The Raiders and others are also on the big-line kick, but Tice is taking it to a new high with five linemen who all top 300 pounds and average 326, and who, accordingly, nicely protected Frerotte from the 49er rush. At Denver on Oct. 19, Tice will get another kind of test. The Broncos win with the smallest of offensive linemen.
NO MINNESOTA VIKING expects Tice to have a quarterback controversy when Culpepper returns. Nonetheless, judging by the Minnesota-San Francisco game, the Vikes are better conditioned for backup-quarterback help than most NFC Northern opponents, including Green Bay, if Frerotte is that good. Is he?
The best answer is, who knows? During his 10 NFL seasons, Frerotte has played for 5 teams — Washington, Detroit, Denver, Cincinnati and Minnesota — usually as a backup. He has often appeared to be just good enough to be a backup. His personal history reveals that when upgraded from backup to starter for whatever reason, he doesn't make it.
Yet Frerotte is a graceful player and fluid passer who completed all but five of 21 throws to whop San Francisco. It happened in large part because Tice's large offensive line helped him unreservedly. There were in truth many times when, as Frerotte retreated to read San Francisco's defenses, a distance of 5 or 10 yards or more separated him from the nearest 49er rushman.
This may have demonstrated that Frerotte, to be efficient, needs just what Tice gave him, breathing room manufactured by those 326-pound blockers. When heavily rushed in other years, Frerotte has had his troubles. Not that he's the only passer in the world who needs time. But at Minnesota at least, his new coach may be onto something.

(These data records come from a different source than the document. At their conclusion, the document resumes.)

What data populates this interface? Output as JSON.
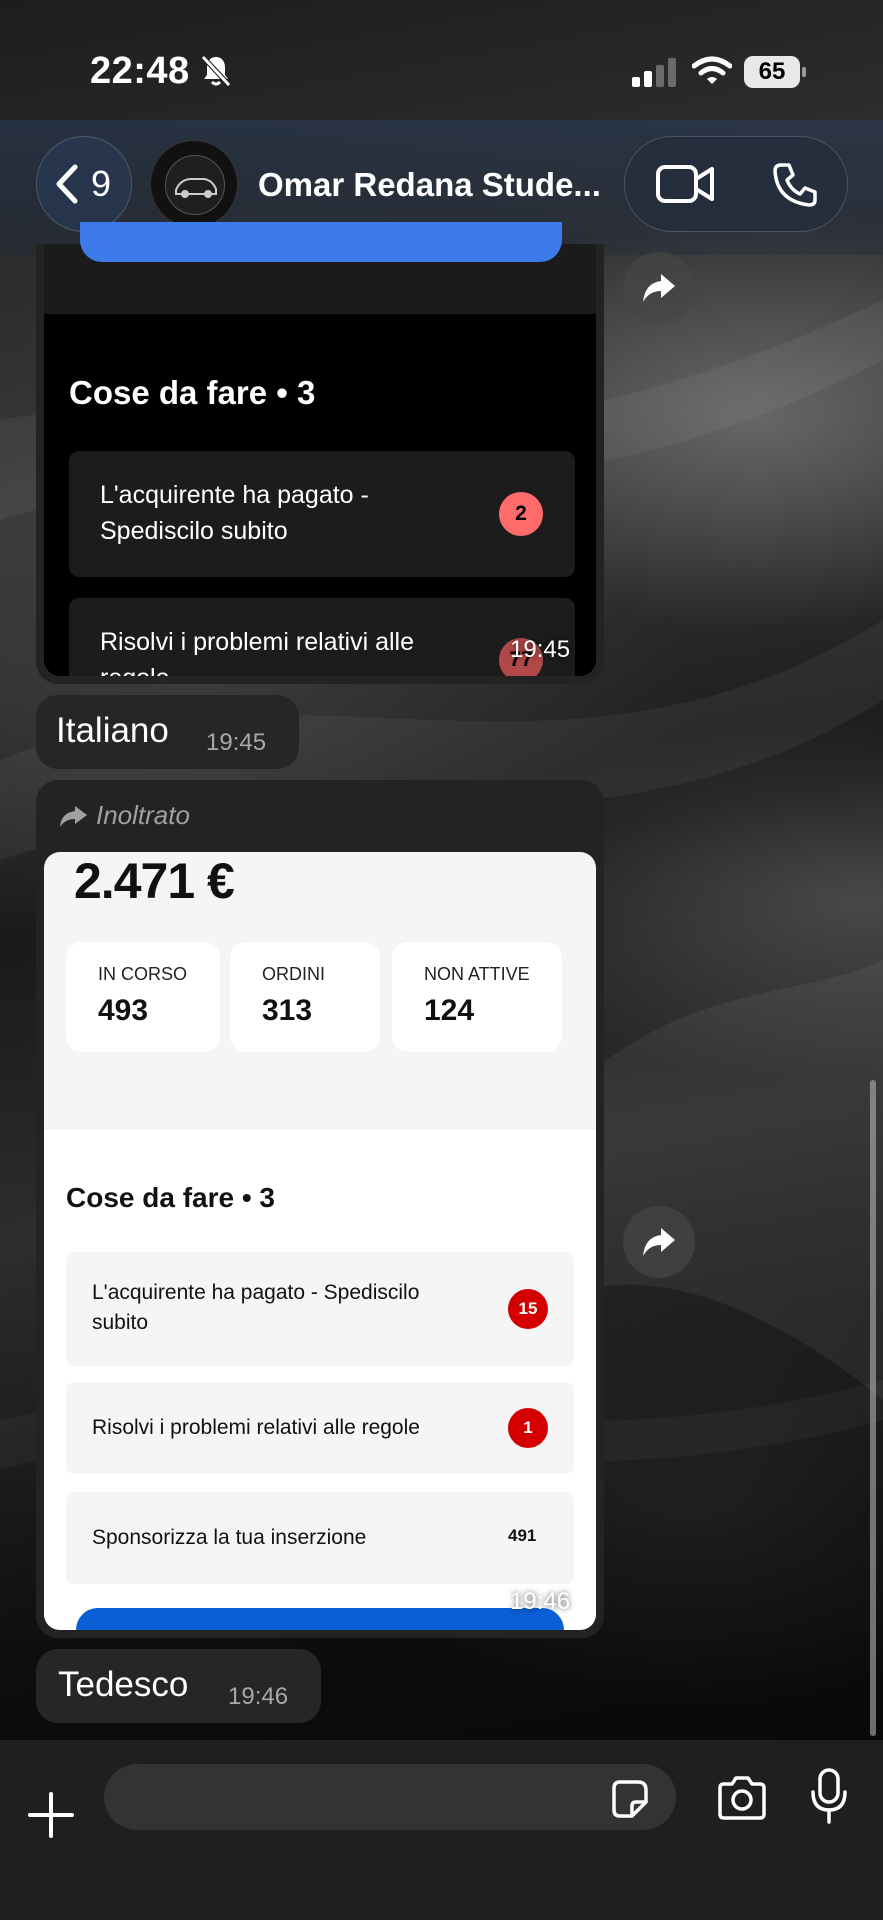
{
  "status_bar": {
    "time": "22:48",
    "battery": "65",
    "icons": [
      "bell-slash-icon",
      "signal-icon",
      "wifi-icon",
      "battery-icon"
    ]
  },
  "header": {
    "back_count": "9",
    "contact_name": "Omar Redana Stude...",
    "icons": [
      "chevron-left-icon",
      "video-call-icon",
      "phone-icon"
    ]
  },
  "messages": {
    "image1": {
      "section_title": "Cose da fare • 3",
      "tasks": [
        {
          "label": "L'acquirente ha pagato - Spediscilo subito",
          "badge": "2"
        },
        {
          "label": "Risolvi i problemi relativi alle regole",
          "badge": "77"
        }
      ],
      "time": "19:45"
    },
    "text1": {
      "text": "Italiano",
      "time": "19:45"
    },
    "forwarded": {
      "label": "Inoltrato",
      "total": "2.471 €",
      "stats": [
        {
          "label": "IN CORSO",
          "value": "493"
        },
        {
          "label": "ORDINI",
          "value": "313"
        },
        {
          "label": "NON ATTIVE",
          "value": "124"
        }
      ],
      "section_title": "Cose da fare • 3",
      "tasks": [
        {
          "label": "L'acquirente ha pagato - Spediscilo subito",
          "badge": "15"
        },
        {
          "label": "Risolvi i problemi relativi alle regole",
          "badge": "1"
        },
        {
          "label": "Sponsorizza la tua inserzione",
          "badge": "491"
        }
      ],
      "time": "19:46"
    },
    "text2": {
      "text": "Tedesco",
      "time": "19:46"
    }
  },
  "input_bar": {
    "placeholder": "",
    "icons": [
      "plus-icon",
      "sticker-icon",
      "camera-icon",
      "microphone-icon"
    ]
  },
  "colors": {
    "header_bg": "#2a3a55",
    "bubble_bg": "#262626",
    "badge_pink": "#ff6b6b",
    "badge_red": "#d40000",
    "accent_blue": "#0a5fd6"
  }
}
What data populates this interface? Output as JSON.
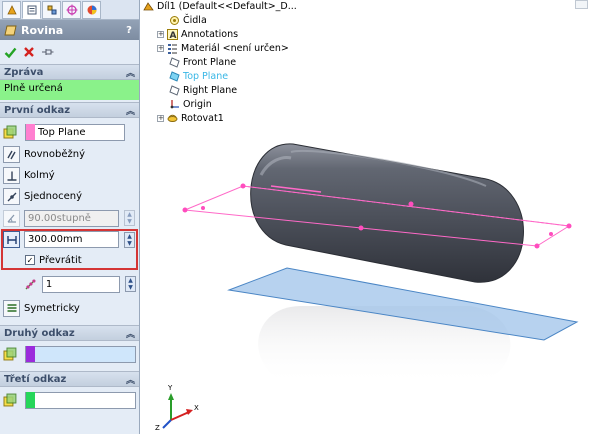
{
  "panel": {
    "title": "Rovina",
    "help": "?",
    "sections": {
      "message": {
        "header": "Zpráva",
        "text": "Plně určená"
      },
      "first_ref": {
        "header": "První odkaz",
        "ref_value": "Top Plane",
        "options": [
          "Rovnoběžný",
          "Kolmý",
          "Sjednocený"
        ],
        "angle_value": "90.00stupně",
        "distance_value": "300.00mm",
        "flip_label": "Převrátit",
        "flip_checked": true,
        "count_value": "1",
        "symmetric_label": "Symetricky"
      },
      "second_ref": {
        "header": "Druhý odkaz"
      },
      "third_ref": {
        "header": "Třetí odkaz"
      }
    },
    "colors": {
      "first": "#ff7fd0",
      "second": "#9b2bdc",
      "third": "#26d65a"
    }
  },
  "tree": {
    "root": "Díl1  (Default<<Default>_D...",
    "items": [
      {
        "label": "Čidla",
        "icon": "sensors-icon",
        "expandable": false
      },
      {
        "label": "Annotations",
        "icon": "annotations-icon",
        "expandable": true
      },
      {
        "label": "Materiál <není určen>",
        "icon": "material-icon",
        "expandable": true
      },
      {
        "label": "Front Plane",
        "icon": "plane-icon",
        "expandable": false
      },
      {
        "label": "Top Plane",
        "icon": "plane-icon",
        "expandable": false,
        "highlight": true
      },
      {
        "label": "Right Plane",
        "icon": "plane-icon",
        "expandable": false
      },
      {
        "label": "Origin",
        "icon": "origin-icon",
        "expandable": false
      },
      {
        "label": "Rotovat1",
        "icon": "revolve-icon",
        "expandable": true
      }
    ]
  },
  "triad": {
    "x": "X",
    "y": "Y",
    "z": "Z"
  }
}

One Best Football Game Plan
THE TICE OPERATION at Minnesota is worth any other NFL coach's scrutiny. It isn't as strange as the ascent of the headman himself but it's different from most in this fussy, copycat league.

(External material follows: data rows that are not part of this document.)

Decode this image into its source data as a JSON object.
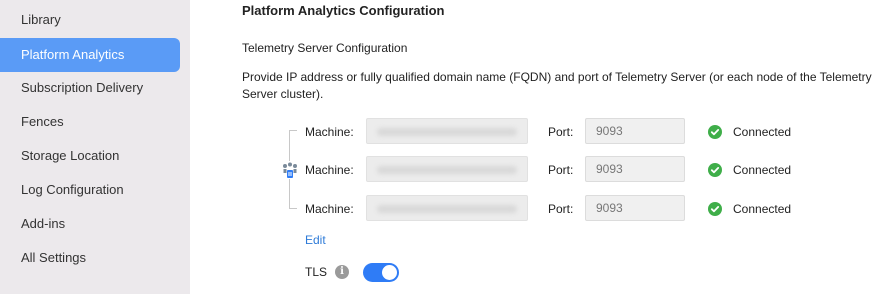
{
  "sidebar": {
    "items": [
      {
        "label": "Library"
      },
      {
        "label": "Platform Analytics",
        "active": true
      },
      {
        "label": "Subscription Delivery"
      },
      {
        "label": "Fences"
      },
      {
        "label": "Storage Location"
      },
      {
        "label": "Log Configuration"
      },
      {
        "label": "Add-ins"
      },
      {
        "label": "All Settings"
      }
    ]
  },
  "main": {
    "title": "Platform Analytics Configuration",
    "section_title": "Telemetry Server Configuration",
    "description": "Provide IP address or fully qualified domain name (FQDN) and port of Telemetry Server (or each node of the Telemetry Server cluster).",
    "machine_label": "Machine:",
    "port_label": "Port:",
    "rows": [
      {
        "port": "9093",
        "status": "Connected"
      },
      {
        "port": "9093",
        "status": "Connected"
      },
      {
        "port": "9093",
        "status": "Connected"
      }
    ],
    "edit_label": "Edit",
    "tls_label": "TLS",
    "tls_enabled": true
  },
  "colors": {
    "accent": "#5a9bf6",
    "toggle": "#2f7cf6",
    "success": "#3fae49",
    "link": "#2e7bd8",
    "sidebar_bg": "#ece9ec"
  },
  "icons": {
    "cluster": "cluster-nodes-icon",
    "status": "check-circle-icon",
    "info": "info-icon"
  }
}
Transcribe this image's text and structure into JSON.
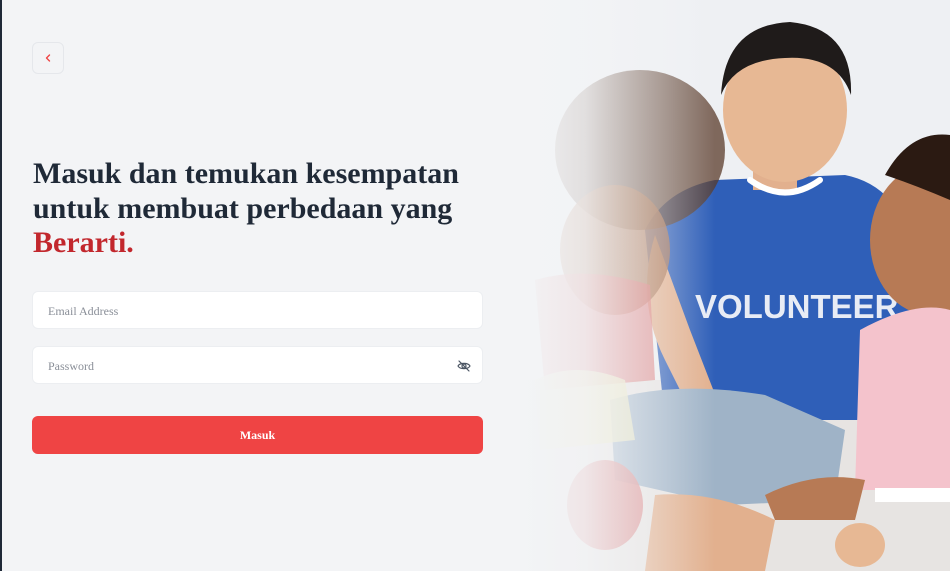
{
  "back_button": {
    "icon": "chevron-left-icon",
    "color": "#ef4444"
  },
  "headline": {
    "line1": "Masuk dan temukan kesempatan",
    "line2": "untuk membuat perbedaan yang",
    "accent": "Berarti."
  },
  "email_field": {
    "placeholder": "Email Address",
    "value": ""
  },
  "password_field": {
    "placeholder": "Password",
    "value": "",
    "toggle_icon": "eye-off-icon"
  },
  "submit_button": {
    "label": "Masuk",
    "color": "#ef4444"
  },
  "hero_image": {
    "shirt_text": "VOLUNTEER",
    "shirt_color": "#2f5fb8"
  },
  "colors": {
    "accent": "#c2272d",
    "background": "#f3f4f6",
    "heading": "#1f2937"
  }
}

For example, as Tice's first major hire, he brought in George O'Leary — the controversial college coach from Georgia Tech — as his defensive coordinator after studying O'Leary's contributions to the San Diego Chargers for a couple of years. The 49ers could accomplish naught against O'Leary's defensive designs.
As his pass-defense coach, Tice kept Chuck Knox Jr., who made an impression on Tice after joining the Vikings in 2000. In the beginning, Knox had coached for his father on the old Los Angeles Rams before diversifying at Green Bay and Philadelphia.
Strangest and most significant of all, Tice picked up, as his most important assistant, an offensive coordinator who had never played or coached pro ball, and who indeed had coached at only one big-time university: Scott Linehan of Sunnyside, Wash.
For the 49ers, Linehan put in a simple game plan — the simplest and probably best plan of them all — one requiring Frerotte to throw the ball whenever the 49ers displayed a run-based design and to hand off for running plays when the 49ers lined up in a pass defense.
If that's as simple as it sounds, it's so hard to accomplish, play after play after play, that few if any NFL signal-callers can stay with it. The temptation to vary one's game-day approach is plainly so powerful that great play-callers such as Ram Coach Mike Martz often stray, and therefore often lose by, for instance, sending their running backs into 8-3 run defenses.
On the occasions in Week 4 when the 49ers presented an eight-man front, Frerotte, following Linehan's instructions, passed every time, even when his most celebrated receiver, Randy Moss, was closely covered. The Vikings were confident that Moss could beat any single-covering defensive back every time. But not double coverage.
So when the 49ers shifted into pass defenses, Frerotte regularly handed off to his running backs and gained some key yardage even though injuries have left Minnesota with very ordinary ballcarriers by comparison with San Francisco's superb pair, Garrison Hearst and Kevan Barlow.
To stay with superlatives, San Francisco's best pass receiver, Terrell Owens, is better than Moss — which contradicts what Owens said Sunday. But a difference Sunday was that San Francisco didn't attack opposing defenses with Linehan's game plan. Nor with Tice's mighty offensive line. The Vikings may in time fade away to mediocrity, but they're unbeaten now and, for one game, they were overpowering. They dominated the team that not long ago was much better than they are.
Bob Oates' book, Sixty Years of Winners, is available at latimes.com/bookstore or by calling (800) 246-4042 ($16.95).